Work order | Supply the number of lines in the listing below in which the word "proportion" occurs, and nothing else.

Data |
- - -
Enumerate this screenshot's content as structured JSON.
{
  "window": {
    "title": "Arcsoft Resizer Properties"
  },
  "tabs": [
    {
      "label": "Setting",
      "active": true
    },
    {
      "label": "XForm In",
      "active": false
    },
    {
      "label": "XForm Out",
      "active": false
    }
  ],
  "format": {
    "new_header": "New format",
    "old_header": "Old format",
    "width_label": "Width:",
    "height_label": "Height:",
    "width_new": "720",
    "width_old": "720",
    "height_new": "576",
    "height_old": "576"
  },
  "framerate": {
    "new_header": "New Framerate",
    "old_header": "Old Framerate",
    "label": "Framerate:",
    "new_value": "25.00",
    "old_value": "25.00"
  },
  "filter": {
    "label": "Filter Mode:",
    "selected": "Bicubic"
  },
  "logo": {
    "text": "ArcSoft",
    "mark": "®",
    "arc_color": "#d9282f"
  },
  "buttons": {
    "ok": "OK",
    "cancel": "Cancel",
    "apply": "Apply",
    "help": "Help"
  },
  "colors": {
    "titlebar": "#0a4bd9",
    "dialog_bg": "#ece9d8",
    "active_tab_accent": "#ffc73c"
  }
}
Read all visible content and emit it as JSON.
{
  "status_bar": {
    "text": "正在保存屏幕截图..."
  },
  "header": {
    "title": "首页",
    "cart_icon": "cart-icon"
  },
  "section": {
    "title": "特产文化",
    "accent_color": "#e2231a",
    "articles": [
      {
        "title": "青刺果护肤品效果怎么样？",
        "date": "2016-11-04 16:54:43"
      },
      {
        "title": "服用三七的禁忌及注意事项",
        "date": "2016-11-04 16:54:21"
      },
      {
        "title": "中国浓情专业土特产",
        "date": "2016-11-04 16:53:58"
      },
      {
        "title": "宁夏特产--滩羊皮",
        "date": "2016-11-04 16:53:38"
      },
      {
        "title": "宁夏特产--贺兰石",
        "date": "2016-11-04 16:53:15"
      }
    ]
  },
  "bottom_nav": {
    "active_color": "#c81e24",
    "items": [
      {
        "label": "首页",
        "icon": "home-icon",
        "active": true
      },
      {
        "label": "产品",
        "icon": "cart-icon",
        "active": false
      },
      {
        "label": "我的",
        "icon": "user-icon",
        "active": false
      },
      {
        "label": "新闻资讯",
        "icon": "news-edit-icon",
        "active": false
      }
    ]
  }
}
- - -
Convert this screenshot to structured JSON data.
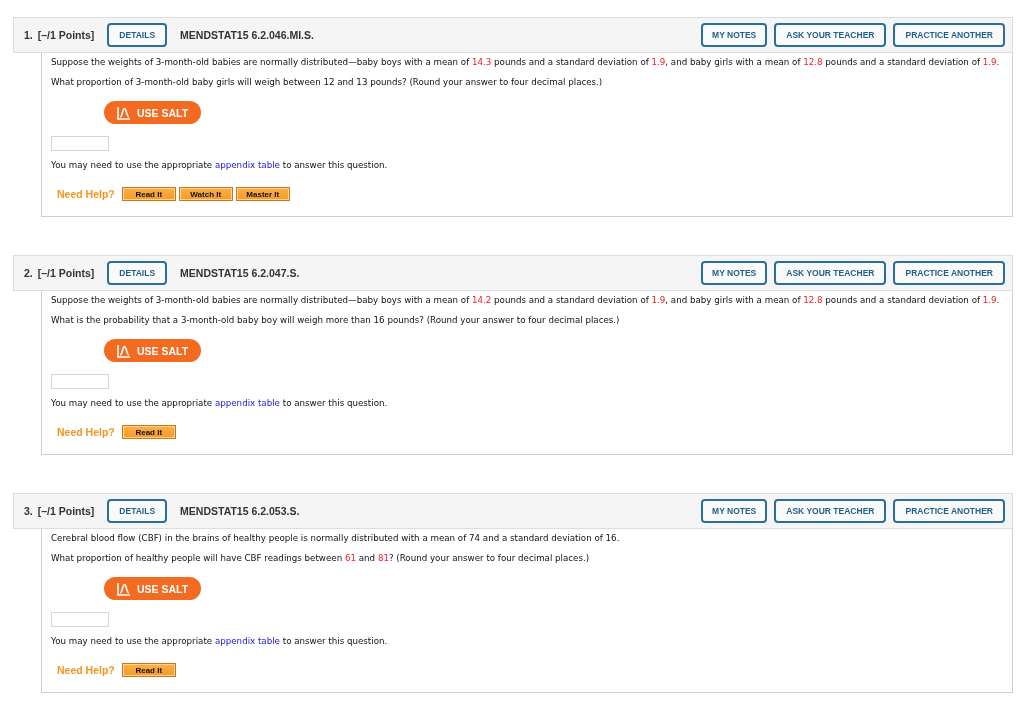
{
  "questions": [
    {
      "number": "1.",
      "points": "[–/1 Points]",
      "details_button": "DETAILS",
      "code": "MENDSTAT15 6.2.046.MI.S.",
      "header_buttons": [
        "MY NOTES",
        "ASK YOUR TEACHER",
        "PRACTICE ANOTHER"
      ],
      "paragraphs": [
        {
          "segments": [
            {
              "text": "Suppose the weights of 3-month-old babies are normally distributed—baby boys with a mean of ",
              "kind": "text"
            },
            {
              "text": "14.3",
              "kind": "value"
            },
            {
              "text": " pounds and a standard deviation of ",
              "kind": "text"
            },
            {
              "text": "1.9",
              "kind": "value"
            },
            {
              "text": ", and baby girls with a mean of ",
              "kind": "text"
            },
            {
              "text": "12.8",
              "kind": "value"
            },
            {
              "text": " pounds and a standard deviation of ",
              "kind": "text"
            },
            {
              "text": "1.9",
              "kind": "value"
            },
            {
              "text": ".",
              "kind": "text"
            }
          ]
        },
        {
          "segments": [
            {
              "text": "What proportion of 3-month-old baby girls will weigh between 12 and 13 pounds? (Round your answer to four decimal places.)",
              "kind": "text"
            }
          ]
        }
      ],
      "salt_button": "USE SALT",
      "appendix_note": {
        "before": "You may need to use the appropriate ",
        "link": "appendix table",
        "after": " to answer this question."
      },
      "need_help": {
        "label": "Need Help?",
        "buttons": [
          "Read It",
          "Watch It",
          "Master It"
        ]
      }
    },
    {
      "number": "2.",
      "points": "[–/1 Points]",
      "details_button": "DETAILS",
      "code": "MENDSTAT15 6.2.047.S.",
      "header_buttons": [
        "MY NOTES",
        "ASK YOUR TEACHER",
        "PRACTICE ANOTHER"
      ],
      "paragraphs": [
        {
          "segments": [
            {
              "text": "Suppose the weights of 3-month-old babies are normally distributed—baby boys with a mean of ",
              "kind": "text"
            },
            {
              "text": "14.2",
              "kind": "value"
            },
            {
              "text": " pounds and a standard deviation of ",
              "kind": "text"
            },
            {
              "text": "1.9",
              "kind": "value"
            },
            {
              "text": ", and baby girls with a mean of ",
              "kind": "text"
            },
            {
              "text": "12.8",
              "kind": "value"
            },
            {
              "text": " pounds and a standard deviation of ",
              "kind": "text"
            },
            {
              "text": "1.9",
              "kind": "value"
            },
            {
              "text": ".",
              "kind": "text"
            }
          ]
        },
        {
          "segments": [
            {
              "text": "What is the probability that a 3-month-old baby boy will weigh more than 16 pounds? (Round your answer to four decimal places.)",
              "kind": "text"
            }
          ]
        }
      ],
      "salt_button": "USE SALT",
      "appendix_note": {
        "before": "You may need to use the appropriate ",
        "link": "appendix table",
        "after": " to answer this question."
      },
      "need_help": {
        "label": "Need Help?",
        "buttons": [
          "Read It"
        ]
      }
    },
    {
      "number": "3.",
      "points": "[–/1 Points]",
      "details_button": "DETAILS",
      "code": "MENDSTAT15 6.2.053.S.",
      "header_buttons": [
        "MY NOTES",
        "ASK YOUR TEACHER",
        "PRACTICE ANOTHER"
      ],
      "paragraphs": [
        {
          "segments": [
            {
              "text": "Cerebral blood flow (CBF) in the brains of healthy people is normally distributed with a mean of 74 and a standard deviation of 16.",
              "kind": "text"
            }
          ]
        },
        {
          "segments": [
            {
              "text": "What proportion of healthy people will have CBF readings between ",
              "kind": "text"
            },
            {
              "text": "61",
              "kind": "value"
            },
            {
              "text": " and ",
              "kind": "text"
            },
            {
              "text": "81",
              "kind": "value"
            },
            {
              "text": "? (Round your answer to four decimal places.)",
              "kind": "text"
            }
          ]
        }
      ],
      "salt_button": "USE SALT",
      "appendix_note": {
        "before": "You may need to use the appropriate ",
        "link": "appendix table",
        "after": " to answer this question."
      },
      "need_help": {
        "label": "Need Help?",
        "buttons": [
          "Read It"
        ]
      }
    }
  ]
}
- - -
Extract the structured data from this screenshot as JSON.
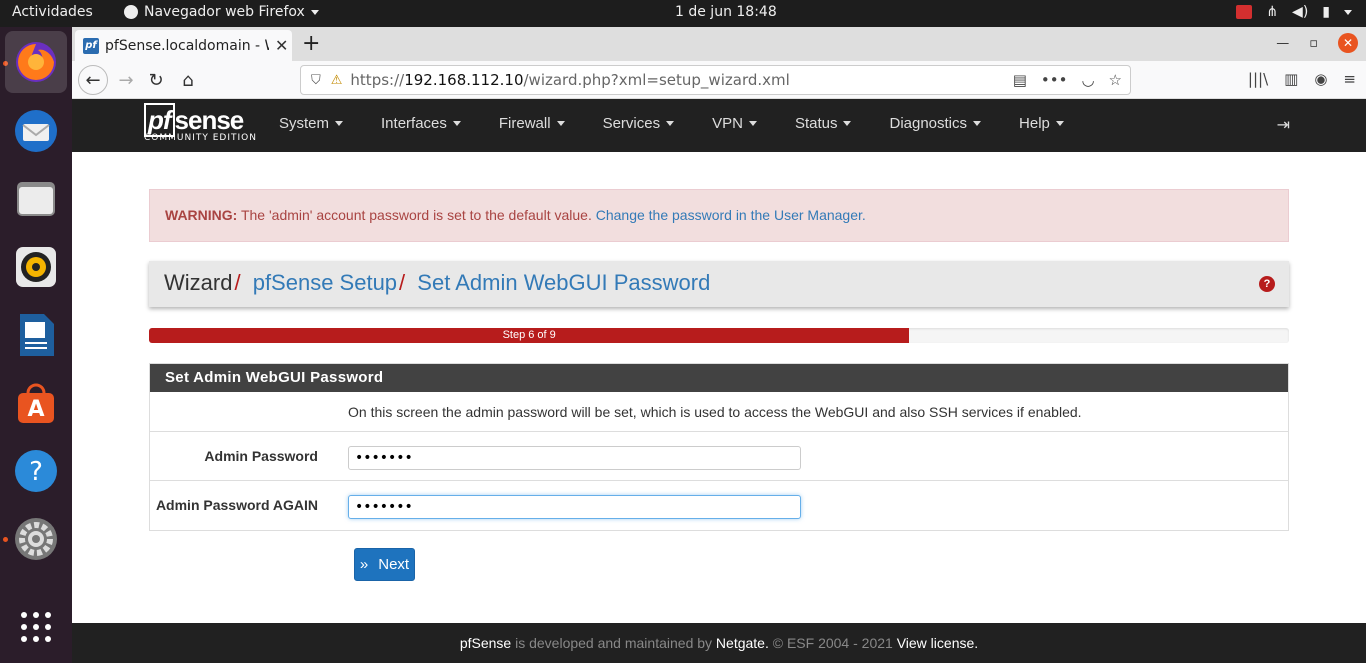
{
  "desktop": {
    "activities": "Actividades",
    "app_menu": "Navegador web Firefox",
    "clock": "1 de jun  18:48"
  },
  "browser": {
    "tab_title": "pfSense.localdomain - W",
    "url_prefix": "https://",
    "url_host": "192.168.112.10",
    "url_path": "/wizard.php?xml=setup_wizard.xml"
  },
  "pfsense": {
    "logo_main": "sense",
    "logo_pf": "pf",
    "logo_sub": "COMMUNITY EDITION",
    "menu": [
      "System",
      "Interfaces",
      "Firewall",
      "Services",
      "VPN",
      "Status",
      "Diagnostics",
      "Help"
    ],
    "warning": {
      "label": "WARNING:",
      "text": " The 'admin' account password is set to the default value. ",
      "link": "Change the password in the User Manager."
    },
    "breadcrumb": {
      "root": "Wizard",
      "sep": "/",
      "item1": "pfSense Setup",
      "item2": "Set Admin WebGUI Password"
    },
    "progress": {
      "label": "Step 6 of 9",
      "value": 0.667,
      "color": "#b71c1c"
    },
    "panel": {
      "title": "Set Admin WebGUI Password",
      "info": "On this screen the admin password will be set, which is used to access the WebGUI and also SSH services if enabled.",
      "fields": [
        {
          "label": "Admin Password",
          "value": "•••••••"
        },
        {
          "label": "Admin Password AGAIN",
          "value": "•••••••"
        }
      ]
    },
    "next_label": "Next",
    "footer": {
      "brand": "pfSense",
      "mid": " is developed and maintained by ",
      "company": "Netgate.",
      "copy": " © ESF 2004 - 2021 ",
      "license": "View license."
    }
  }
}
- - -
Answer section | 2